|This issue focuses on planning handover and commissioning to reflect the needs of the development users and is based on the following sustainability features:|
Commissioning and testing schedule & responsibilities
Schedule of commissioning and testing after identifying the appropriate commissioning for the scope of works. This includes a suitable timescale regarding building services, control systems and building fabric.
Schedule refers to the appropriate standards including national best practice commissioning codes.
Where a building management system (BMS) is specified, refer to compliance note below.
Appropriate project team member appointed monitor, program pre-commissioning, commissioning - testing and recommissioning when necessary.
Principal contractor accounts for the commissioning and testing program, responsibilities and criteria within their budget and the main program of works to allow enough time prior to handover.
Commissioning building services
For complex building services and systems, a specialist commissioning manager appointed during the design stage responsible for:
For simple building services, role can be carried out by an appropriate project team member, provided they are not involved in the general installation works for the building services systems.
- Design reviews and advice on suitability for ease of commissioning
- Commissioning management input to construction programming and during installation
- Management of commissioning, performance testing and handover or post-handover stages
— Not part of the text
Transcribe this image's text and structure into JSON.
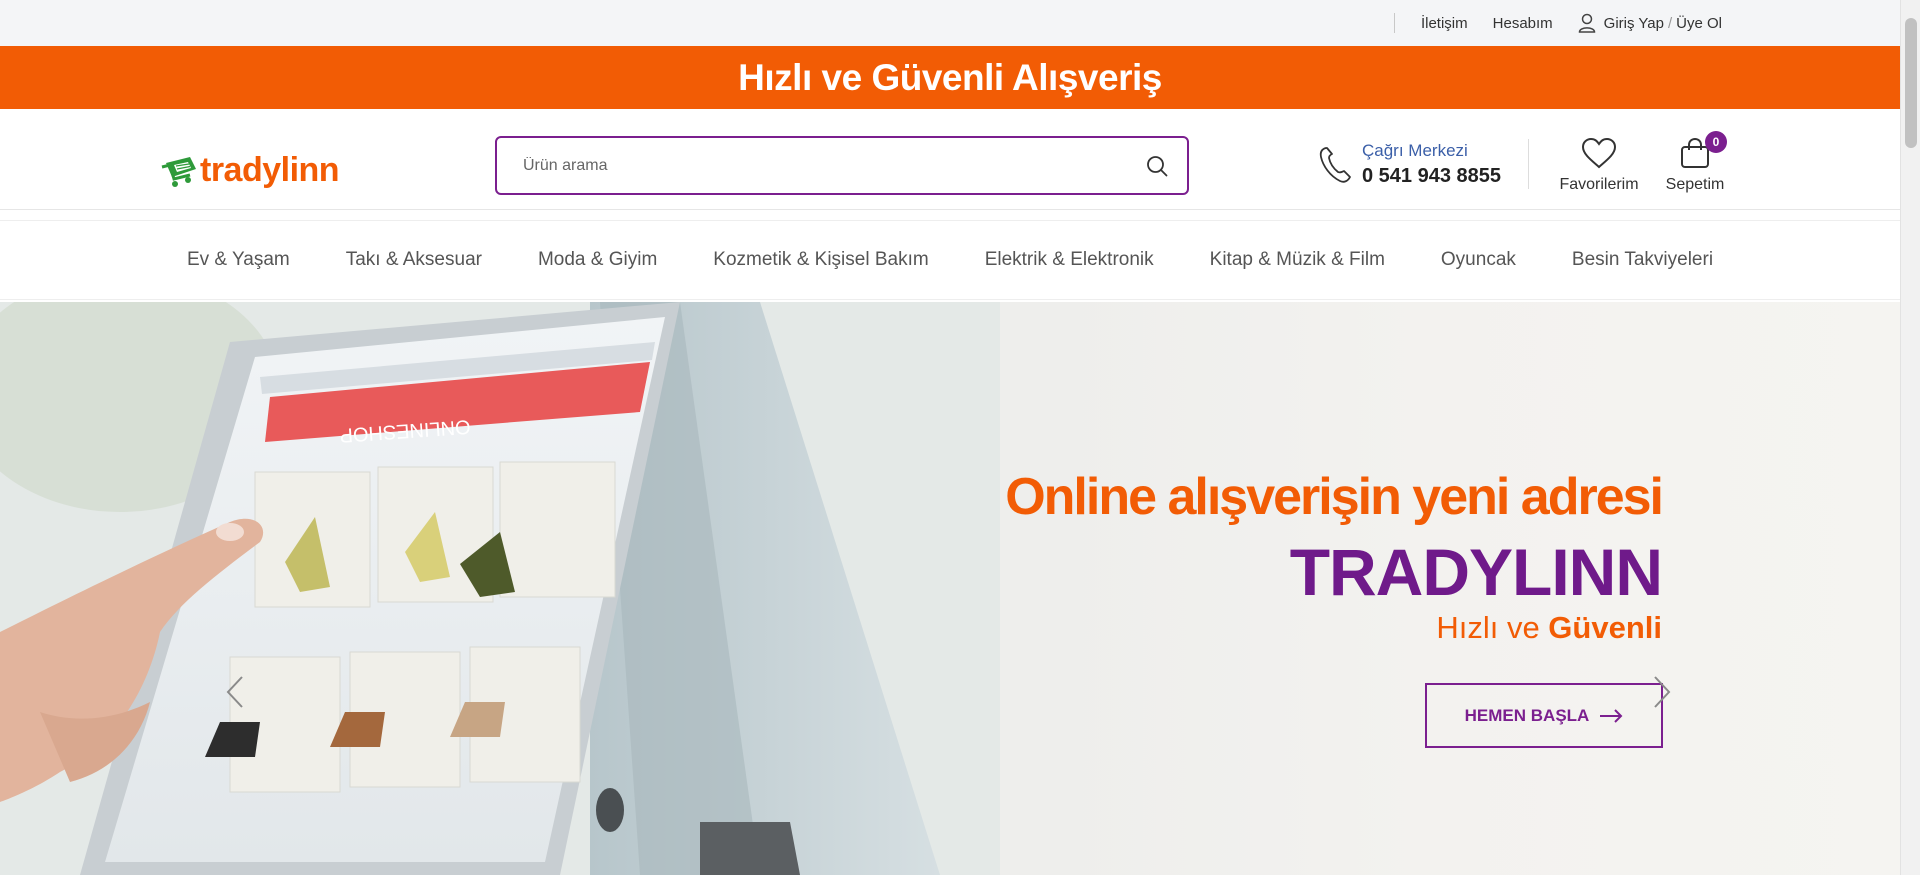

Testing and inspecting building fabric
The integrity of the building fabric, including continuity of insulation, avoidance of thermal bridging and air leakage paths is quality assured through completion of post-construction testing and inspection. This can be demonstrated via a thermographic survey, as well as an airtightness test and inspection. The survey and testing is undertaken by a suitably qualified professional in accordance with the appropriate standard.
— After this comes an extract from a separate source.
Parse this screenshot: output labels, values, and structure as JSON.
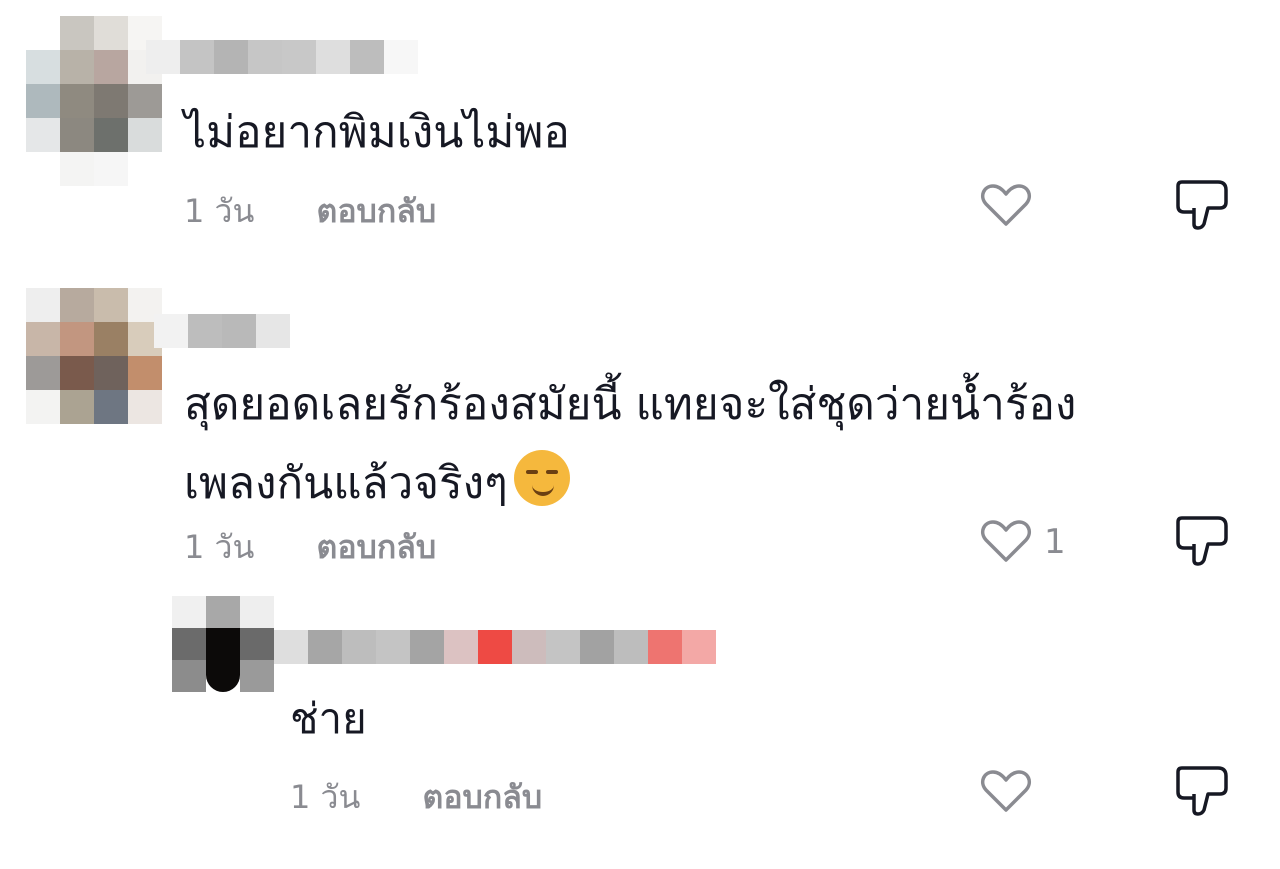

Any defects identified in the site inspection, thermographic survey and the airtightness testing reports rectified prior to development handover and close out. Any remedial work must meet the required performance characteristics for the building or element as defined by the design.
A development user guide is prepared, prior to handover for distribution to the users and premises managers. A draft copy is developed and discussed with users first (where occupants are known) to ensure the guide is most appropriate and useful.
A training schedule is prepared for development users or premises managers, timed appropriately around handover and proposed occupation plans, which includes the following content:
- Design intent of the development
- Aftercare provision and aftercare team main contacts, including any scheduled seasonal commissioning and post occupancy evaluation
- Introduction to, and demonstration of, installed systems and key features, particularly BMSs, controls, to ensure they are fully conversant with the detailed operation
- Introduction to the development user guide and other relevant documentation, e.g. design data, technical guides, maintenance strategy, operations and maintenance (O & M) manual, commissioning records, log book etc
- Maintenance requirements, including any maintenance contracts and regimes in place
BMS commissioning procedures
Following must be carried out:
National best practice commissioning codes
- Commissioning of air and water systems when all control devices installed, wired and functional
- In addition to air and water flow, commissioning results include physical measurements of room temperatures, off-coil temperatures and other key parameters
- The BMS or controls already running on auto with satisfactory internal conditions
- BMS schematics and graphics fully installed and functional to user interface before handover
- Occupier or facilities team fully trained in the operation of the system
Refer to the Approved Standards and Weightings List (ASWL) for appropriate national building regulations and best practice commissioning codes regarding each county. Alternatively, demonstrate minimum requirements as set out in the Approved standards and weightings list are covered by the proposed documents. Where appropriate commissioning codes do not exist, the design team should demonstrate compliance with the UK or European standards.